Adult stem cells may have a greater role in wound healing in the future, an expert says. Researchers are conducting tissue-engineering research with bovine models to assess the feasibility of stem cells to heal wounds in bones, cartilage and tendons.
Rootstown, Ohio - Adult stem cells may have a greater role in wound healing in the future, according to William J. Landis, Ph.D., Northeastern Ohio Universities Colleges of Medicine and Pharmacy, Rootstown, Ohio. He says that research utilizing such cells for wound healing is currently at various stages of preclinical and clinical studies, and that investigators will not know for some time if this approach has long-lasting, therapeutic benefits.
"Stem cell therapy has shown tremendous progress and promise in treating a variety of pathologies," Dr. Landis tells Dermatology Times.
"Dermatologists should know that investigators are exploring the possibility of promoting wound healing with stem cell therapy," he says.
"Stem cells may be readily available, depending on techniques used to isolate and transform them into different cell types," he says.
"For example, we can now obtain quantities of adult stem cells from cord blood or bone marrow, and then, with appropriate methods, we can modify them into the types of cells that would be needed for specific applications, like healing burns, diabetic ulcers and deep wounds in muscles," Dr. Landis says.
He says that adult stem cells have shown some promise in treating diseases such as multiple sclerosis, type I diabetes and scleroderma. Therefore, using them more widely in wound healing is a logical step.
"These are difficult pathologies to treat by other means," Dr. Landis says.
"So the application of adult stem cells to these relatively intractable pathologies gives us the hope that they may really work wonders when applied further to wound healing," he says.
Cells cultured with matrix
Dr. Landis says that he and his co-workers have been conducting tissue-engineering research with bovine models to assess the feasibility of stem cells to heal wounds in bones, cartilage and tendons.
"We may apply the adult stem cells directly to a wound in some instances. We do this by growing the cells under culture conditions to develop an extracellular matrix, which creates a supportive environment for the cells. We collect both cell and extracellular material and apply the combination to a system in which a defect has been artificially created in a bone. We then monitor changes in the defect over time following cell/matrix treatment.
"In monitoring, we analyze the expression of certain genes and the secretion of certain proteins, comparing them to normal bone tissue and to bones that have no cell/matrix application," Dr. Landis says.
"We examine our system over time to see if there’s any new tissue growth to heal the defect," he says.
"We include multiple sets of experiments that have the same or different tissue defects, and we want to compare the studies to determine whether normal tissue develops to overcome the created wounds.
"At present, some of our results show cellular materials that we expect are being produced in our systems. That’s the kind of success we have at the moment," Dr. Landis says.
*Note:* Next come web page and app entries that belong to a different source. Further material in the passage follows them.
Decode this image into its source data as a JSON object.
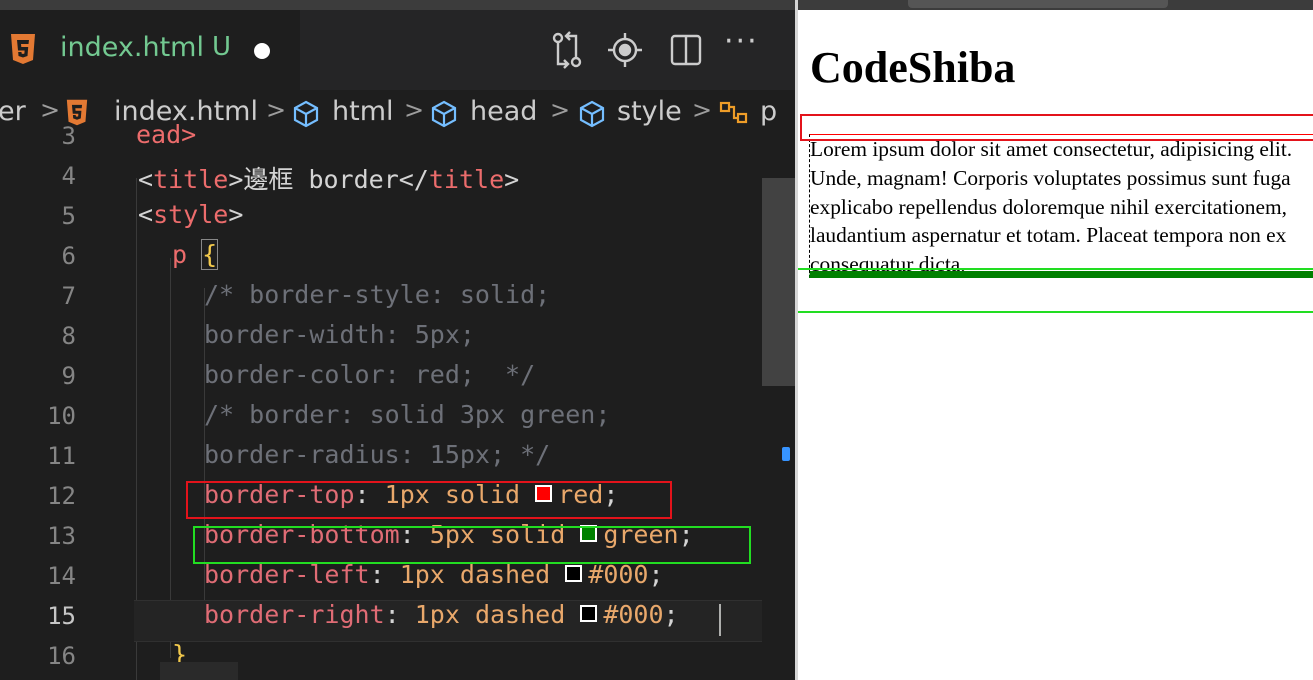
{
  "editor": {
    "tab": {
      "filename": "index.html",
      "status": "U"
    },
    "breadcrumb": [
      "er",
      "index.html",
      "html",
      "head",
      "style",
      "p"
    ],
    "lines": [
      {
        "num": "3",
        "text": "ead>"
      },
      {
        "num": "4",
        "open": "<",
        "tag": "title",
        "close": ">",
        "content": "邊框 border",
        "endopen": "</",
        "endtag": "title",
        "endclose": ">"
      },
      {
        "num": "5",
        "open": "<",
        "tag": "style",
        "close": ">"
      },
      {
        "num": "6",
        "selector": "p",
        "brace": "{"
      },
      {
        "num": "7",
        "comment": "/* border-style: solid;"
      },
      {
        "num": "8",
        "comment": "border-width: 5px;"
      },
      {
        "num": "9",
        "comment": "border-color: red;  */"
      },
      {
        "num": "10",
        "comment": "/* border: solid 3px green;"
      },
      {
        "num": "11",
        "comment": "border-radius: 15px; */"
      },
      {
        "num": "12",
        "prop": "border-top",
        "colon": ":",
        "value": "1px solid",
        "swatch": "#ff0000",
        "color_value": "red",
        "semi": ";"
      },
      {
        "num": "13",
        "prop": "border-bottom",
        "colon": ":",
        "value": "5px solid",
        "swatch": "#008000",
        "color_value": "green",
        "semi": ";"
      },
      {
        "num": "14",
        "prop": "border-left",
        "colon": ":",
        "value": "1px dashed",
        "swatch": "#000000",
        "color_value": "#000",
        "semi": ";"
      },
      {
        "num": "15",
        "prop": "border-right",
        "colon": ":",
        "value": "1px dashed",
        "swatch": "#000000",
        "color_value": "#000",
        "semi": ";"
      },
      {
        "num": "16",
        "brace": "}"
      }
    ]
  },
  "preview": {
    "heading": "CodeShiba",
    "paragraph": "Lorem ipsum dolor sit amet consectetur, adipisicing elit. Unde, magnam! Corporis voluptates possimus sunt fuga explicabo repellendus doloremque nihil exercitationem, laudantium aspernatur et totam. Placeat tempora non ex consequatur dicta."
  },
  "colors": {
    "annotation_red": "#e3131b",
    "annotation_green": "#22dd22",
    "untracked_green": "#73c991",
    "html5_orange": "#e37933"
  },
  "icons": [
    "html5-icon",
    "compare-changes-icon",
    "go-live-icon",
    "split-editor-icon",
    "more-actions-icon",
    "cube-icon",
    "css-rule-icon",
    "chevron-right-icon"
  ]
}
Although major research still focuses on animal models, Dr. Landis and colleagues are beginning to examine the use of human adult stem cells from cadavers. As with the bovine models, the laboratory staff members isolate the cells and attempt to grow the mix of cells and matrix that would eventually be applied to a human wound.
"“There are many steps required in this approach in order to achieve ultimate clinical application," Dr. Landis says.
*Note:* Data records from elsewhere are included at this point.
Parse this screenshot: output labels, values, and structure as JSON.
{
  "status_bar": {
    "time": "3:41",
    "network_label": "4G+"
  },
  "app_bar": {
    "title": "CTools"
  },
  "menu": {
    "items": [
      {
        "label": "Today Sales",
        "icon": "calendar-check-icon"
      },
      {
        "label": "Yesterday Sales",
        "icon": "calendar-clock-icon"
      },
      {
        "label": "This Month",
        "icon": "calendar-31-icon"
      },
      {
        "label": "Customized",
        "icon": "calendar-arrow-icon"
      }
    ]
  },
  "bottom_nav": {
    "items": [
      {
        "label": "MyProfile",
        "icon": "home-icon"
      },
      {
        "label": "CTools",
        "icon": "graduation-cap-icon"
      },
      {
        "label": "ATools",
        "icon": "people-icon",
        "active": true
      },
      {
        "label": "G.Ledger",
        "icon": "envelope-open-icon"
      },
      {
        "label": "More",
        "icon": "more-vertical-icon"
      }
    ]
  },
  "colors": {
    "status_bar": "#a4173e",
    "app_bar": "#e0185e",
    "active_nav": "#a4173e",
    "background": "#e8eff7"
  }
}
Embryonic stem cells
Dr. Landis says that investigators are also interested in the possibility of using human embryonic stem cells either in addition to or instead of adult stem cells.
"Embryonic stem cells have a great deal of plasticity and can be induced to develop into a wide variety of cells," Dr. Landis says.
"Adult stem cells are not necessarily as versatile. They’ve already reached a maturation stage where you can’t tweak them into the same types of cells that you can with the embryonic stem cells.
"On the other hand, very recent reports indicate that embryonic stem cells may be derived from adult stem cells, and the interchange then may lead to a much larger availability of the embryonic cells," he says.
Although current clinical use of stem cell therapy for wound healing is limited, Dr. Landis sees the potential for its coming to fruition.
"Stem cell therapy is a tremendous paradigm for wound healing," he says.
"Serious cutaneous and connective tissue pathologies should be treatable with stem cells. This is an area of medicine that has broad potential, and I would encourage dermatologists to be involved in the research investigating stem cell use for wound healing in as wide a spectrum of applications as possible," Dr. Landis says. DT